We know where that is in the aerospace business: But we have idea where that is on the web.
In aerospace, we know that people will take the comfort of an extra-wide recliner with a kick-out footy stool over the cramped, barely reclining seat on the Concorde. Which (along with some safety issues) is why the skies are not operated at supersonic speeds.
I don’t know how many times you flew the Concorde, but when loading, they had to do the middle of the plane, first. Then fill in the back. The balance points on the delta wing were that important. And the seats were narrow as heck.
So that’s how the vox pop figured out technology should give way to comfort.
On the web, in AppLand and in desktops and news sources, we haven’t quite gotten there yet. But what is Kurzweil (the Singularity dude) is wrong?
What if as technology starts to whack jobs and such, the vox pop wakes up one morning and decides we really don’t like voicemail and we’d really rather deal with a human being than a machine?
I got a nice call from my dentist’s officer this week.
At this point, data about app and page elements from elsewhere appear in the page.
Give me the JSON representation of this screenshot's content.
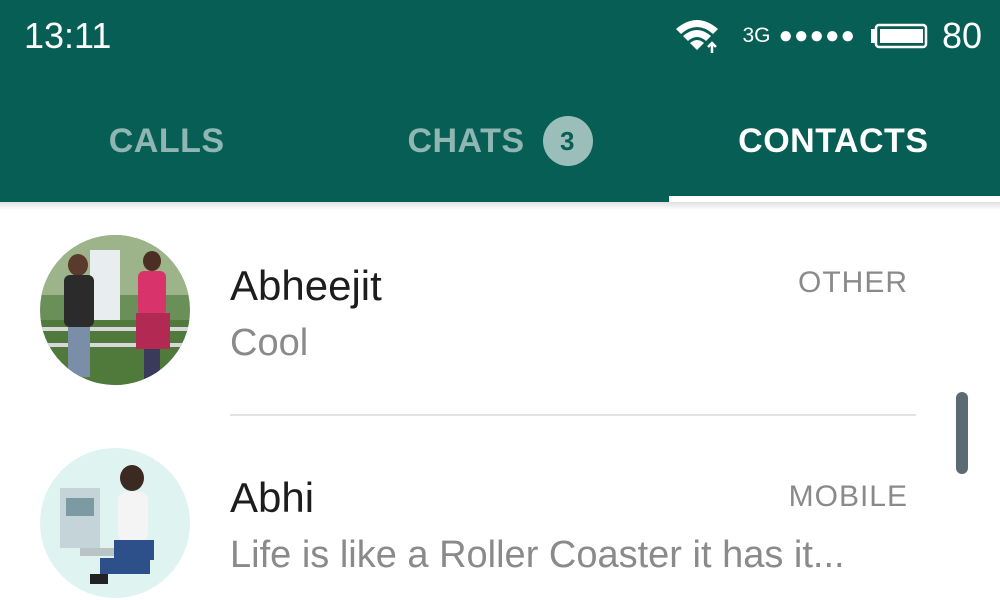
{
  "status_bar": {
    "time": "13:11",
    "network": "3G",
    "signal_dots": "●●●●●",
    "battery_percent": "80",
    "icons": [
      "wifi-icon",
      "signal-icon",
      "battery-icon"
    ]
  },
  "tabs": [
    {
      "label": "CALLS",
      "active": false
    },
    {
      "label": "CHATS",
      "badge": "3",
      "active": false
    },
    {
      "label": "CONTACTS",
      "active": true
    }
  ],
  "contacts": [
    {
      "name": "Abheejit",
      "status": "Cool",
      "type": "OTHER"
    },
    {
      "name": "Abhi",
      "status": "Life is like a Roller Coaster it has it...",
      "type": "MOBILE"
    }
  ],
  "colors": {
    "header": "#075e54",
    "text_primary": "#1d1d1d",
    "text_secondary": "#8a8a8a"
  }
}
They were calling a whole week ahead of time to make sure I was still on track for my scheduled tooth cleaning. Yep.
“:Will you call again, the day before?”:
“Oh sure…love to do that…we’ll see you then….bye”
Ah! Humans. (Putting on my best Blacklisted/Reddick voice).
I can hear how a machine call would have gone:
“Hey, social security number 555-55-5555 this is you Dentist’s office calling. Are you still stupid?”
“Be here in a week and prove it. Bye.”
Yep, humans do have their place.
Like in aerospace, we might wake up one of these mornings and remember how important comfort is. Boeing got there…no reason the rest of us can’t. Reading glass and a magnifying glass for your “smart” phone?
# # #
Speaking of Dentists: I’m starting a one man campaign to change their abbreviation from DDS to FBD. Food and Breath Doctor.
OK speaking of breath, then: Leftover Italian for breakfast, Chinese for a lunch meeting, and Yankee pot roast for dinner. I haven’t thrown in with the Globalists,. but there is something to be said for diversity, perhaps.
Write when you break-even…
Mr. Cholesterol (#73) email@example.com